Swedish massage is proven to lower blood pressure and reduce stress, according to the International Journal of Preventative Medicine, as well as to relieve depression and anxiety and aid in recuperation from chronic illness. Swedish massage is also referred to as classical massage, and — contrary to popular understanding — does not originate from Sweden. There are five main strokes, or movements, that make up a Swedish massage: effleurage, friction, petrissage, tapotement and vibration. Each technique was created to help soothe, stimulate, soften, and rejuvenate muscles and other soft tissue.

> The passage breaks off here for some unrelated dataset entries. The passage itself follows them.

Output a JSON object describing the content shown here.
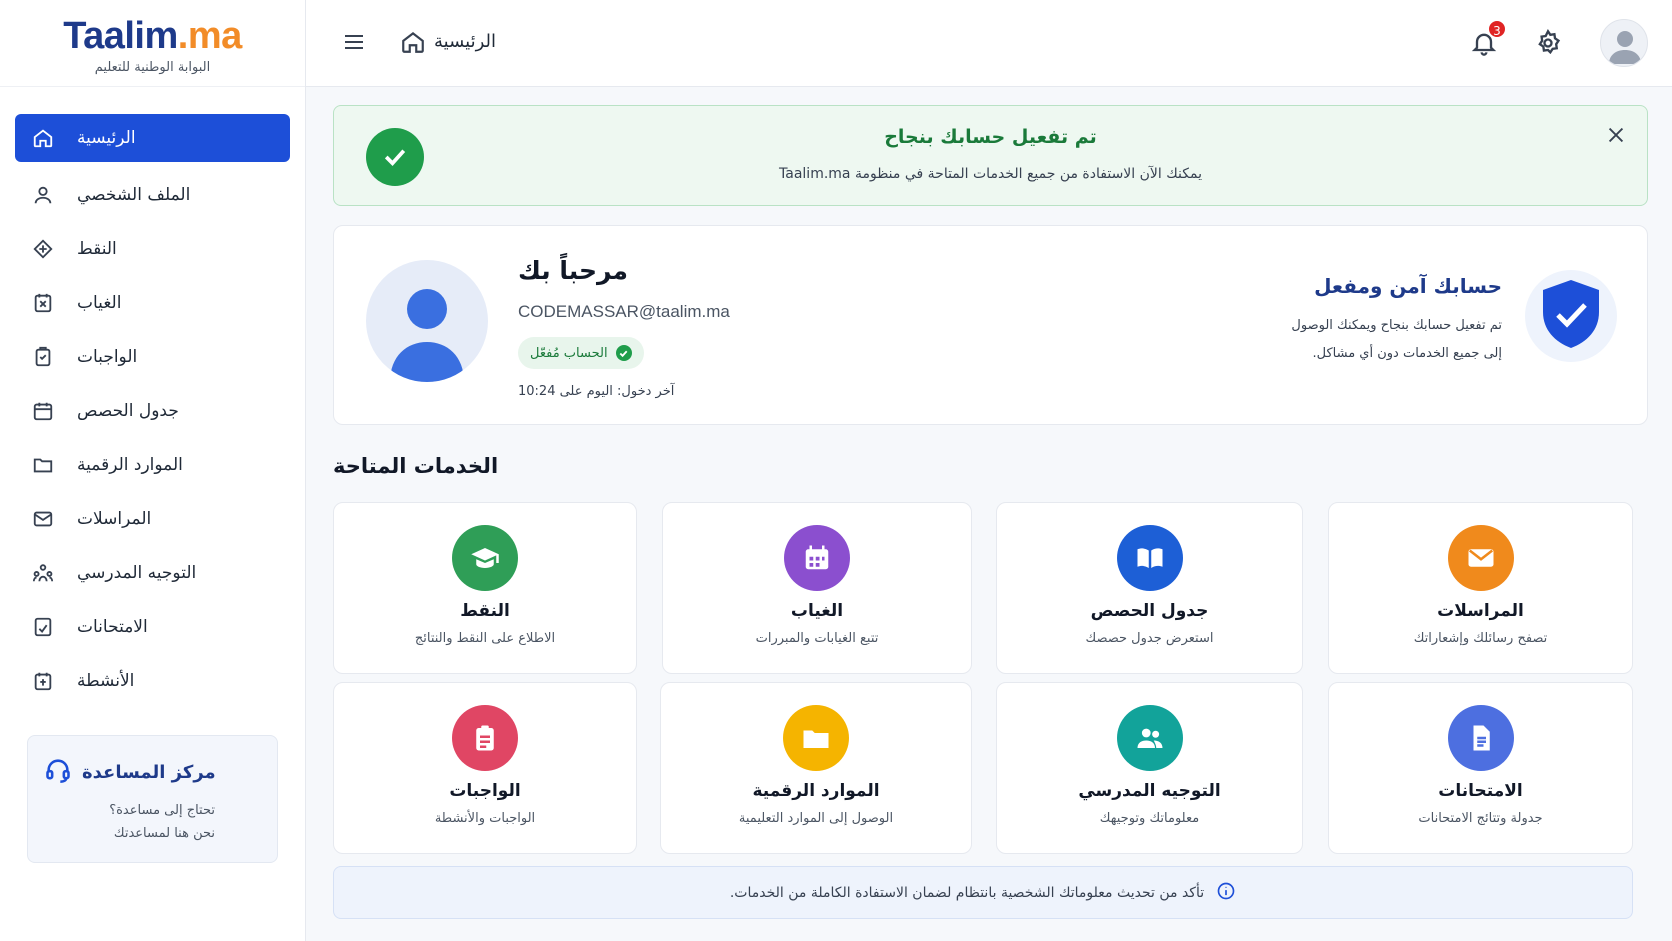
{
  "brand": {
    "name_part1": "Taalim",
    "name_part2": ".ma",
    "subtitle": "البوابة الوطنية للتعليم"
  },
  "topbar": {
    "breadcrumb": "الرئيسية",
    "notification_count": "3"
  },
  "sidebar": {
    "items": [
      {
        "label": "الرئيسية",
        "icon": "home-icon"
      },
      {
        "label": "الملف الشخصي",
        "icon": "user-icon"
      },
      {
        "label": "النقط",
        "icon": "grades-icon"
      },
      {
        "label": "الغياب",
        "icon": "absence-icon"
      },
      {
        "label": "الواجبات",
        "icon": "homework-icon"
      },
      {
        "label": "جدول الحصص",
        "icon": "calendar-icon"
      },
      {
        "label": "الموارد الرقمية",
        "icon": "folder-icon"
      },
      {
        "label": "المراسلات",
        "icon": "mail-icon"
      },
      {
        "label": "التوجيه المدرسي",
        "icon": "guidance-icon"
      },
      {
        "label": "الامتحانات",
        "icon": "exam-icon"
      },
      {
        "label": "الأنشطة",
        "icon": "activities-icon"
      }
    ],
    "help": {
      "title": "مركز المساعدة",
      "line1": "تحتاج إلى مساعدة؟",
      "line2": "نحن هنا لمساعدتك"
    }
  },
  "alert": {
    "title": "تم تفعيل حسابك بنجاح",
    "text": "يمكنك الآن الاستفادة من جميع الخدمات المتاحة في منظومة Taalim.ma"
  },
  "welcome": {
    "greeting": "مرحباً بك",
    "email": "CODEMASSAR@taalim.ma",
    "status": "الحساب مُفعّل",
    "last_login": "آخر دخول: اليوم على 10:24",
    "secure_title": "حسابك آمن ومفعل",
    "secure_line1": "تم تفعيل حسابك بنجاح ويمكنك الوصول",
    "secure_line2": "إلى جميع الخدمات دون أي مشاكل."
  },
  "services": {
    "title": "الخدمات المتاحة",
    "items": [
      {
        "title": "النقط",
        "subtitle": "الاطلاع على النقط والنتائج",
        "color": "#2f9e57",
        "icon": "graduation-cap-icon"
      },
      {
        "title": "الغياب",
        "subtitle": "تتبع الغيابات والمبررات",
        "color": "#8b4fcf",
        "icon": "calendar-icon"
      },
      {
        "title": "جدول الحصص",
        "subtitle": "استعرض جدول حصصك",
        "color": "#1d5fd6",
        "icon": "book-icon"
      },
      {
        "title": "المراسلات",
        "subtitle": "تصفح رسائلك وإشعاراتك",
        "color": "#f08a1c",
        "icon": "envelope-icon"
      },
      {
        "title": "الواجبات",
        "subtitle": "الواجبات والأنشطة",
        "color": "#e04664",
        "icon": "clipboard-icon"
      },
      {
        "title": "الموارد الرقمية",
        "subtitle": "الوصول إلى الموارد التعليمية",
        "color": "#f5b400",
        "icon": "folder-icon"
      },
      {
        "title": "التوجيه المدرسي",
        "subtitle": "معلوماتك وتوجيهك",
        "color": "#12a39a",
        "icon": "users-icon"
      },
      {
        "title": "الامتحانات",
        "subtitle": "جدولة وتتائج الامتحانات",
        "color": "#4d6fe0",
        "icon": "document-icon"
      }
    ]
  },
  "info_banner": "تأكد من تحديث معلوماتك الشخصية بانتظام لضمان الاستفادة الكاملة من الخدمات.",
  "colors": {
    "primary": "#1d4fd8",
    "brand_blue": "#1e3a8a",
    "brand_orange": "#f28c28",
    "success": "#1f9d4b"
  }
}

When we perform a Swedish massage at home, our client is lying on a professional massage table, undressed to their comfort level (usually at least down to underwear in order for the therapist to apply classic techniques without obstruction) but properly draped/covered to protect privacy at all times. Professional grade massage oil, lotion or cream is used to perform the massage.
Similar in style to Swedish massage—one of the most popular forms of relaxation massage—deep tissue massage targets the innermost layers of the body’s muscles, tendons, and fascia (the densely woven tissue that connects parts inside the body). Deep tissue massage can also provide relaxation, but massage therapists who specialize in deep tissue typically use much stronger pressure.
Contrary to its name, Swedish massage is neither originated in Sweden nor was it created by a Swede gymnast called Peter Henry Ling. There is much debate regarding the origin of the massage; therefore, it is highly common to mistake the origination between either Peter Henry Ling or the Dutch practitioner Johan Georg, who is with verified credibility considered as the man who systemized basic massage movements into what we know it as today; Swedish massage.